First things first, let’s define inflation. Inflation is the increase in the prices of goods and services over time, reducing the purchasing power of money. AKA, you’ve noticed the price of eggs has gone up from $3/dozen to $7/dozen this year. Inflation can have a significant impact on consumer debt, affecting both the amount owed and the ability to repay it. Let’s jump into the different ways that inflation affects your personal debt.
People may need more debt to afford everyday purchases.
In an inflationary environment, the cost of goods and services increases over time, reducing the purchasing power of money. As a result, some people may turn to debt to make everyday purchases they cannot afford outright. However, relying on debt to make everyday purchases can lead to long-term financial problems, especially if the debt is not managed effectively.
While it may be tempting to use credit cards or loans to make purchases, it is important to consider the long-term cost of carrying debt. Interest charges on credit cards and loans can add up quickly, making it more difficult to pay off the debt and leading to a cycle of borrowing that can be challenging to break.
Additionally, relying on debt to make purchases can lead to overspending and impulse buying. When people have easy access to credit, they may be more likely to make purchases they cannot afford, leading to a buildup of debt over time.
While it may be appealing to rely on debt to make everyday purchases in an inflationary environment, it is important to consider the long-term cost of carrying debt and to establish healthy spending habits to manage your finances effectively. By living within your means, prioritizing essential expenses, and avoiding unnecessary debt, you can work towards achieving long-term financial stability.
The cost of borrowing money increases.
As inflation rises, the cost of borrowing money also increases, making it more challenging for consumers to pay off their debts. When inflation is high, the cost of living goes up, and the amount of money consumers owe in debt may become more significant.
For example, if someone borrowed $10,000 at a fixed interest rate of 5% per year, inflation of 3% per year would mean that the real cost of borrowing is only 2% per year. However, if inflation were to rise to 6%, the real cost of borrowing would be negative, meaning that the borrower is paying more than the value of the money they borrowed.
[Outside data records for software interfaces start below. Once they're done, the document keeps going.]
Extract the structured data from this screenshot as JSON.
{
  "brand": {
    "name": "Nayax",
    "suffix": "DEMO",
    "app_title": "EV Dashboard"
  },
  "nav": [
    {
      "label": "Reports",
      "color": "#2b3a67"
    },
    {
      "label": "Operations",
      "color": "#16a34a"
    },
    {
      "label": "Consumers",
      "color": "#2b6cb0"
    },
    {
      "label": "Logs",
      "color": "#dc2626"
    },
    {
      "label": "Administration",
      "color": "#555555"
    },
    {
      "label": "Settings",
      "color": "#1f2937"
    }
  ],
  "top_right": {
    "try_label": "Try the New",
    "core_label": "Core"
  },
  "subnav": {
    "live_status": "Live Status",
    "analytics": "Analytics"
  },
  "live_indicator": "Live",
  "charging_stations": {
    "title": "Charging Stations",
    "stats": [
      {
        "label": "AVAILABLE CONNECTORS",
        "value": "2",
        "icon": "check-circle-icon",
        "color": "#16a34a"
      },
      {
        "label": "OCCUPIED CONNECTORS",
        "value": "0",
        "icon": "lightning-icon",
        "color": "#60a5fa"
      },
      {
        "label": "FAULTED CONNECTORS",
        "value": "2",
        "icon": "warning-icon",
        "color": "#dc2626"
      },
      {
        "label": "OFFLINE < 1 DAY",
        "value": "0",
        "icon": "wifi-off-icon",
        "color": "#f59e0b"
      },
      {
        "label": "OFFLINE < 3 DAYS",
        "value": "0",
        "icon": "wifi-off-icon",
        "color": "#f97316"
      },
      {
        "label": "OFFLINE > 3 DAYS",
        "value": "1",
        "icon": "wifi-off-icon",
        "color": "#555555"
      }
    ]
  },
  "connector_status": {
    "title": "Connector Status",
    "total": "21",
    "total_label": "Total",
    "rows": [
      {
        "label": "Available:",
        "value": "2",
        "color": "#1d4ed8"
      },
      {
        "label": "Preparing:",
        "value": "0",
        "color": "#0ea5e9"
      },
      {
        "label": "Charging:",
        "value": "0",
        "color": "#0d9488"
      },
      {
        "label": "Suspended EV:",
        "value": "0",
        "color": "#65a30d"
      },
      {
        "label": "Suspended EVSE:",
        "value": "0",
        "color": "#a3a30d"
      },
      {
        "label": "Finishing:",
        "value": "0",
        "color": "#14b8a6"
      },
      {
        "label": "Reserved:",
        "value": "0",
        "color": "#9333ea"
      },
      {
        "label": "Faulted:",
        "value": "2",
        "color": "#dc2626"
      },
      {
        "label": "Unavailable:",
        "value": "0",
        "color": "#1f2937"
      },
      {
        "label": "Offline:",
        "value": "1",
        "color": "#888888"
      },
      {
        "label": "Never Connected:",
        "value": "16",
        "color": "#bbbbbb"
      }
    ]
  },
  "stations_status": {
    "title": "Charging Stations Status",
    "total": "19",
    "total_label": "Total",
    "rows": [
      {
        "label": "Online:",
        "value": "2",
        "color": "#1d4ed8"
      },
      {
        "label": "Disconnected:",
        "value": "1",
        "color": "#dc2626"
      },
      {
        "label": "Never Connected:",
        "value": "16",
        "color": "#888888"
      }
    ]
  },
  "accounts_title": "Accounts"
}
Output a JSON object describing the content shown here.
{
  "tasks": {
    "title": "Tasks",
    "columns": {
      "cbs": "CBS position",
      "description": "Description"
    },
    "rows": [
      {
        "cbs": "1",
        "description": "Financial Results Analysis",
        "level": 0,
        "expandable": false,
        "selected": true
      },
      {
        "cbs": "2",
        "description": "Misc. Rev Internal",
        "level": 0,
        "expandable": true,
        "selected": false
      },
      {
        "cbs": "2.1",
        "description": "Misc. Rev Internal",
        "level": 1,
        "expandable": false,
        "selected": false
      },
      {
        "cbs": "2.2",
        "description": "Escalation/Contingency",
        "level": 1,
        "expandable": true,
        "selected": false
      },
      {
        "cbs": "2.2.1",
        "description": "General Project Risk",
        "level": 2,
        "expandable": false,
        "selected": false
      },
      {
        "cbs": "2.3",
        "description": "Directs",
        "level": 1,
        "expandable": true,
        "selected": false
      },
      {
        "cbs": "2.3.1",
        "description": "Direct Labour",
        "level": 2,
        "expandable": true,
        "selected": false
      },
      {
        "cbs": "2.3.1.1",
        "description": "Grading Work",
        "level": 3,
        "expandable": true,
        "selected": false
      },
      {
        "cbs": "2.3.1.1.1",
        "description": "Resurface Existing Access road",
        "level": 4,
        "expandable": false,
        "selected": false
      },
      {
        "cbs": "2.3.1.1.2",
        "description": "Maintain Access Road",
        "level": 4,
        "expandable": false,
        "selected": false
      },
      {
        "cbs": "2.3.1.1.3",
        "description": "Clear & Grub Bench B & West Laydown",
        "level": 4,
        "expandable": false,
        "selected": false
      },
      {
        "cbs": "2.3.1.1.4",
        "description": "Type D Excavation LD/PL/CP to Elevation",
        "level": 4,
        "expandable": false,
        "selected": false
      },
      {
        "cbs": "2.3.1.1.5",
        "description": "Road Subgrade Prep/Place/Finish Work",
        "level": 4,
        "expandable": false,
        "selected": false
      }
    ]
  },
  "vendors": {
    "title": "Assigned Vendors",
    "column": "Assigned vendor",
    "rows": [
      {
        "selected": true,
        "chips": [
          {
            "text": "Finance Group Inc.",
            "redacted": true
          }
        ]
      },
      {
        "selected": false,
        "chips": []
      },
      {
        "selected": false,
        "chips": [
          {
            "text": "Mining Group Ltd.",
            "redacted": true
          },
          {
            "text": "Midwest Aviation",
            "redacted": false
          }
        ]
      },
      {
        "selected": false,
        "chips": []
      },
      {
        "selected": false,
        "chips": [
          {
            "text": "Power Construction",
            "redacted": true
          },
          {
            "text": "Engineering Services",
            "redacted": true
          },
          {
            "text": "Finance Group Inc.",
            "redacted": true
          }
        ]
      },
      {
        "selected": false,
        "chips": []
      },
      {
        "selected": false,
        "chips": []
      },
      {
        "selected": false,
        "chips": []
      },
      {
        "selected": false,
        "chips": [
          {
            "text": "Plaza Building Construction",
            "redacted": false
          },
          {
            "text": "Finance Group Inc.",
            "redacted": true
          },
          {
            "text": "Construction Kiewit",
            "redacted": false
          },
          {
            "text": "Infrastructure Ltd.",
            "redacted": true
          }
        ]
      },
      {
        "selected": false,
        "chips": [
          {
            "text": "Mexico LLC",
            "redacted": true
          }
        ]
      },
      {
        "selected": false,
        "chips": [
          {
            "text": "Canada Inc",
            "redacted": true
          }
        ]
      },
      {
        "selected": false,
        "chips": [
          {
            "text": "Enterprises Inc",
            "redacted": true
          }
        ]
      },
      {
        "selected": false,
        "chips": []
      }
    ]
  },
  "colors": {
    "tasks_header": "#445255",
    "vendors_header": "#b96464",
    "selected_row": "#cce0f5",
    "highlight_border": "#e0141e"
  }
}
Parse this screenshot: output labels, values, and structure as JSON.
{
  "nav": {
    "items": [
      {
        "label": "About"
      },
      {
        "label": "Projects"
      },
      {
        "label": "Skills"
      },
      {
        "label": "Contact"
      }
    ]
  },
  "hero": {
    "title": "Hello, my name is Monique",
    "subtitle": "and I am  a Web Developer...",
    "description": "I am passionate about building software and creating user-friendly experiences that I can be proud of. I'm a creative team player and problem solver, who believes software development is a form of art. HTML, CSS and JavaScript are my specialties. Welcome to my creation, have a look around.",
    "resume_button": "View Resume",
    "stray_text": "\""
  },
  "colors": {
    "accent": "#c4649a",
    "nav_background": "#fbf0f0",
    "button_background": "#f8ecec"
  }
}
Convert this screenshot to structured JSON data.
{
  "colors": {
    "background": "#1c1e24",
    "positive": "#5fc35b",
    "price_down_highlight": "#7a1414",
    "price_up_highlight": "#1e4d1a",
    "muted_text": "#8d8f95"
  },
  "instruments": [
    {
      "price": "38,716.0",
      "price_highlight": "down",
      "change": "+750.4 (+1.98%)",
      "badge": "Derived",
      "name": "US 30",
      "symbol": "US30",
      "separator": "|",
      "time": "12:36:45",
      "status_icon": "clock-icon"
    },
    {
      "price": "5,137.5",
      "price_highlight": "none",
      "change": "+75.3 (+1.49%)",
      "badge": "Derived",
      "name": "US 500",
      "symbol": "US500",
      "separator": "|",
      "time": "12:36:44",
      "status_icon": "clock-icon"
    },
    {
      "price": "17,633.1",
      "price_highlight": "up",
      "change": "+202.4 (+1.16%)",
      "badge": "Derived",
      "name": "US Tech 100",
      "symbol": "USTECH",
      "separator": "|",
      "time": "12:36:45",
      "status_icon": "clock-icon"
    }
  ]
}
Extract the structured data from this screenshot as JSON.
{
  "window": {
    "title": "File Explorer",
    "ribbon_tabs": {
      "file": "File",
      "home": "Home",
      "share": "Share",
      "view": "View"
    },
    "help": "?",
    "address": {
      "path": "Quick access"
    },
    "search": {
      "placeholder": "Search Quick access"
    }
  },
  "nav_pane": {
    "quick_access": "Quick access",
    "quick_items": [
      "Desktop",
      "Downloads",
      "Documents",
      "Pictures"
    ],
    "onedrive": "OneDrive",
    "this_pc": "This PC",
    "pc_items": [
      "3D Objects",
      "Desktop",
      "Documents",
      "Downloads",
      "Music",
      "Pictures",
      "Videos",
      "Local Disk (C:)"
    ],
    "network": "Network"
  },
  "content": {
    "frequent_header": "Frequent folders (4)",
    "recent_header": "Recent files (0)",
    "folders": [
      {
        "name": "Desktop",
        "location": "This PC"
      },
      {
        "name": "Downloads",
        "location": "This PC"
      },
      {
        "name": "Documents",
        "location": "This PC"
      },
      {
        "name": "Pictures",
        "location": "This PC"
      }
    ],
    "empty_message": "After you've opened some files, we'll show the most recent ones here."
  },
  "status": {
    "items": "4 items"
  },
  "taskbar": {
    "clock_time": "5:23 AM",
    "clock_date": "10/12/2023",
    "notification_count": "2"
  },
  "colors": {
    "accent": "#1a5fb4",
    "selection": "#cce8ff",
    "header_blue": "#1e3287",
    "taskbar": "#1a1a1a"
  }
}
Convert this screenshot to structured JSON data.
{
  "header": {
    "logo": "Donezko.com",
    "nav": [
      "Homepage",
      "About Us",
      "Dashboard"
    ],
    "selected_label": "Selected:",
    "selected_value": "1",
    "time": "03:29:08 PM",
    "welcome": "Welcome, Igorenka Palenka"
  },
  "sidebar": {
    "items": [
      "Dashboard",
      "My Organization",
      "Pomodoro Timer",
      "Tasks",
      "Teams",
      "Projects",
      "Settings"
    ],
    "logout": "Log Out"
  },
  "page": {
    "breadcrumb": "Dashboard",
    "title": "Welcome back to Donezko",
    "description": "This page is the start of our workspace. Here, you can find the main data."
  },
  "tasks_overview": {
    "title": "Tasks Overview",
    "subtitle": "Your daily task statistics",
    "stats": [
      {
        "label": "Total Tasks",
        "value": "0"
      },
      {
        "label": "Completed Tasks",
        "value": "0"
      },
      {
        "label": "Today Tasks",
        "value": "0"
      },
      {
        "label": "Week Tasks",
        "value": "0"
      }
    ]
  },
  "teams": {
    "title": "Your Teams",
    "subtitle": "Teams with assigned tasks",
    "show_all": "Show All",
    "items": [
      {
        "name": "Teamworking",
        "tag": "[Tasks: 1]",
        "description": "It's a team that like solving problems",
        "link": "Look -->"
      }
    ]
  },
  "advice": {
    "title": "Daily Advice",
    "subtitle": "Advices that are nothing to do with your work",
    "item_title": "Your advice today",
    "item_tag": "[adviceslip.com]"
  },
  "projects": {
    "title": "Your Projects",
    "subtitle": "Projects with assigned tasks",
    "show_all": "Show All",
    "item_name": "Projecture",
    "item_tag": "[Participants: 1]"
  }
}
Moreover, inflation can also affect the interest rate on consumer debt. As inflation rises, lenders may increase interest rates to compensate for the increased cost of borrowing money. This can make it more expensive for consumers to take out new loans or credit cards and increase the amount of interest they pay on their existing debts.
Changes in disposable income.
Inflation can also affect the ability of consumers to repay their debts. As the cost of living increases, consumers' disposable income may decrease, making it more challenging to make payments on their debt. This can lead to missed payments, late fees, and even defaulting on the debt, which can have serious consequences, such as damage to credit scores, legal action, and even bankruptcy.
In conclusion, inflation can have a significant impact on consumer debt, affecting the amount owed and the ability to repay it. It is essential for consumers to be aware of the potential impact of inflation on their debt and take steps to manage their debt effectively, such as paying off high-interest debt first, creating a budget, and avoiding taking on new debt unnecessarily. Additionally, it is important to keep an eye on inflation rates and understand how they can impact your personal finances.
Peach out ✌️